By Günay Hilal Aygün
September 22, 2014
Forty-six Turkish citizens and three Iraqis who were held captive by the terrorist Islamic State in Iraq and the Levant (ISIL) for over three months were finally set free on Saturday. The 49 hostages were abducted by ISIL on June 11 after the group raided the Turkish consulate in the Iraqi city of Mosul. The people of Turkey were thrilled with the news on Saturday morning, as recent reports of ISIL beheading its hostages heightened concerns regarding the condition of the Turkish captives. While President Recep Tayyip Erdoğan praised the National Intelligence Organization (MİT) for the "successful operation," Prime Minister Ahmet Davutoğlu said that the release was a result of a series of contacts.

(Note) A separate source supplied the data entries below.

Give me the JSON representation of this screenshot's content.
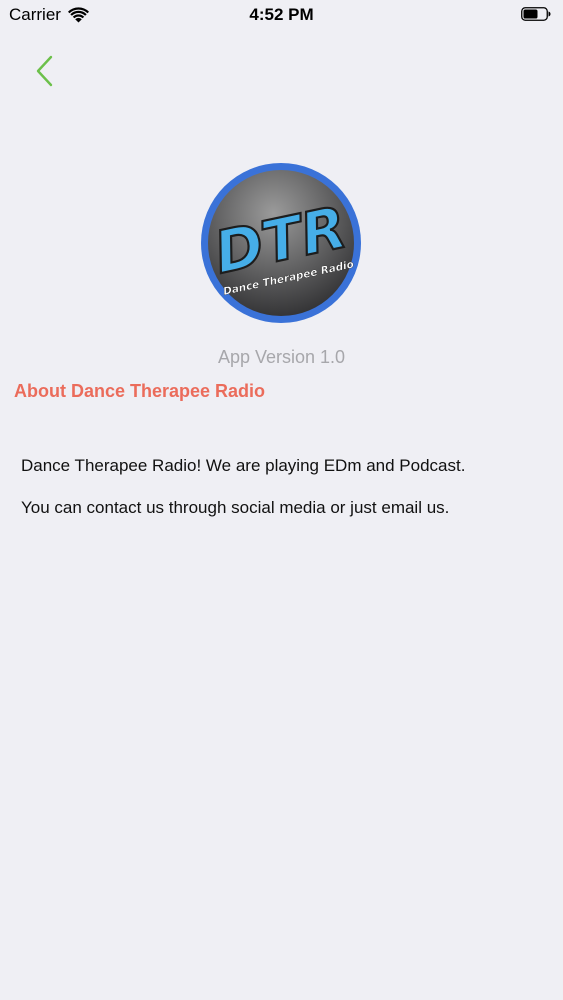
{
  "status_bar": {
    "carrier": "Carrier",
    "time": "4:52 PM",
    "wifi_icon": "wifi-icon",
    "battery_icon": "battery-icon"
  },
  "nav": {
    "back_icon": "chevron-left-icon",
    "accent_color": "#6cc04a"
  },
  "logo": {
    "initials": "DTR",
    "name": "Dance Therapee Radio"
  },
  "app_version": "App Version 1.0",
  "about": {
    "title": "About Dance Therapee Radio",
    "title_color": "#eb6c5b",
    "paragraphs": [
      "Dance Therapee Radio! We are playing EDm and Podcast.",
      "You can contact us through social media or just email us."
    ]
  }
}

ISIL even stated that it had "safely handed over our Turkish guests" on one of its social media profiles.
Bugün daily columnist Gültekin Avcı wrote a Monday piece titled “There is no operation.” After expressing his satisfaction with the return of the Turkish hostages and the fact that their captivity is finally over, Avcı asked, “What about the other side of the coin?” According to Avcı, we should question what exactly is behind the release of the hostages. Pointing out that a rescue operation -- which is how Erdoğan labelled the event -- is pretty different than what Prime Minister Davutoğlu described as a result of "contacts,” Avcı explained that an operation is a unilateral activity of espionage, conducted without the consent or notification of the target group, state or individual in order to fulfil a goal against them. An operation might be carried out with the use of weapons or not, Avcı added, however, using contacts and negotiations are far different. Contacts and negotiations are conducted with notification and consent of the other party, as seems to be the case with the ISIL hostage situation, Avcı said. “On the other hand, an operation is based on intelligence, strategy and use of force. There are no compromises or promises to convince the other party to do something,” Avcı continued. “So, who is lying?”

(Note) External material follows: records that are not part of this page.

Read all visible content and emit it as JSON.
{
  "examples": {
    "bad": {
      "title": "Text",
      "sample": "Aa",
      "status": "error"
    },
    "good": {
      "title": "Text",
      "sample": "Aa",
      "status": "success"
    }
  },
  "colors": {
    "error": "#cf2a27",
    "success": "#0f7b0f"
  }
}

He said that sources close to ISIL declared on social media that the hostages were released because Turkey did not join the US-led coalition against the extremist group. A media report said that Doğan Yıldız, a police officer who was among the released hostages, told his parents that ISIL planned to release them in a week, shortly before they were set free, Avcı wrote. Citing another media report, Avcı quoted Mosul Consul-General Öztürk Yılmaz as saying, “We didn't know we were going to be released even while on the road to the border.” The columnist noted that such reports indicate that there was no operation, but a hand-over after a negotiation with ISIL.

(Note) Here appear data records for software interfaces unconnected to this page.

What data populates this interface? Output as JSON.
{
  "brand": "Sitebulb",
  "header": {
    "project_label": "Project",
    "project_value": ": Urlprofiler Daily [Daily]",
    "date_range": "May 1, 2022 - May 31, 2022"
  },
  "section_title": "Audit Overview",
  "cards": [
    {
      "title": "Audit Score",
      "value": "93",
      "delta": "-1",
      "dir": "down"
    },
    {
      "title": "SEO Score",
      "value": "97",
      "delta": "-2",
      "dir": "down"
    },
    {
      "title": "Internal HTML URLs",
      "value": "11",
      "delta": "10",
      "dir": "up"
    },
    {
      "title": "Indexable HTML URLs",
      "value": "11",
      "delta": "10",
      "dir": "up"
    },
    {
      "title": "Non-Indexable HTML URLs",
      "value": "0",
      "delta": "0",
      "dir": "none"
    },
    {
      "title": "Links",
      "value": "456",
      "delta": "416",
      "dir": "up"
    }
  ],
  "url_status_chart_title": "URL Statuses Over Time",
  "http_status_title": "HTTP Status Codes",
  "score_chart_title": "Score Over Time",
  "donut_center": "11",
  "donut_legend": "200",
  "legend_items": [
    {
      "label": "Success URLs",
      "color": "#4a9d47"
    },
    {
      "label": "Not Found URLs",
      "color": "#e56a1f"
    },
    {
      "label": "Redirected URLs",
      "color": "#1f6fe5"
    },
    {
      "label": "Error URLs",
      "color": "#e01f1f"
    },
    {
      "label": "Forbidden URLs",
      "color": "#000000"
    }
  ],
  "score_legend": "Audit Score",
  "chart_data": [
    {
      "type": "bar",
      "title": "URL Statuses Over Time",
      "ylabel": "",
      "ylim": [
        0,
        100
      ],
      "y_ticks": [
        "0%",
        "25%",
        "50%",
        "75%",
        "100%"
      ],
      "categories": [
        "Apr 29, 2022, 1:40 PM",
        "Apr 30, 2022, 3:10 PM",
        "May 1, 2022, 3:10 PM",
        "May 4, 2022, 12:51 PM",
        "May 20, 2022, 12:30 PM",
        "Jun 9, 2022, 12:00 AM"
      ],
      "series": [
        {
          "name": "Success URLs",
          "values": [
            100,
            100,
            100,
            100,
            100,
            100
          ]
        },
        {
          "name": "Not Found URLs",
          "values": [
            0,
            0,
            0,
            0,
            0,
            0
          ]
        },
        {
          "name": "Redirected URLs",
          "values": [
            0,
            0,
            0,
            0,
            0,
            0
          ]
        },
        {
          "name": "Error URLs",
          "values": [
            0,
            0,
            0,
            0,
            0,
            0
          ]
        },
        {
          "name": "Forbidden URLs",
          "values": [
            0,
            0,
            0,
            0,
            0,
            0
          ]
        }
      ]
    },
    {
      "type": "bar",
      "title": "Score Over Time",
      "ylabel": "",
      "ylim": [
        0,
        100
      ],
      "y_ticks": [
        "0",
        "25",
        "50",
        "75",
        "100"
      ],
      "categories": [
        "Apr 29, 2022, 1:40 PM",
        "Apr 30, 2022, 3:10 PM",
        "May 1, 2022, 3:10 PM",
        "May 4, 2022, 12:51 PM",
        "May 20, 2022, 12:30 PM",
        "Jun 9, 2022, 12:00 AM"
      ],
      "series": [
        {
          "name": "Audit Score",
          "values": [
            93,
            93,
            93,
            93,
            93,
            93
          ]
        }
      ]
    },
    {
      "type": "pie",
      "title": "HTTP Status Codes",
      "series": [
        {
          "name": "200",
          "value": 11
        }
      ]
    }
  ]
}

In another Monday column, Milliyet daily's Mehmet Tezkan wrote that Turkey must have given something to ISIL in return for the release of the hostages. “In fact, I am not going to ask how they were saved, but I am going to ask how they were allowed to be taken hostage in the first place,” Tezkan said. The columnist questioned who gave the order for the Mosul consulate not to be evacuated when MİT had warned against ISIL's advance in the city, and even though the governor had left Mosul. “Who gave the instruction not to evacuate the building, jeopardizing the lives of 49 people? Was it Ankara, the foreign minister or the consul-general?” Tezkan asked.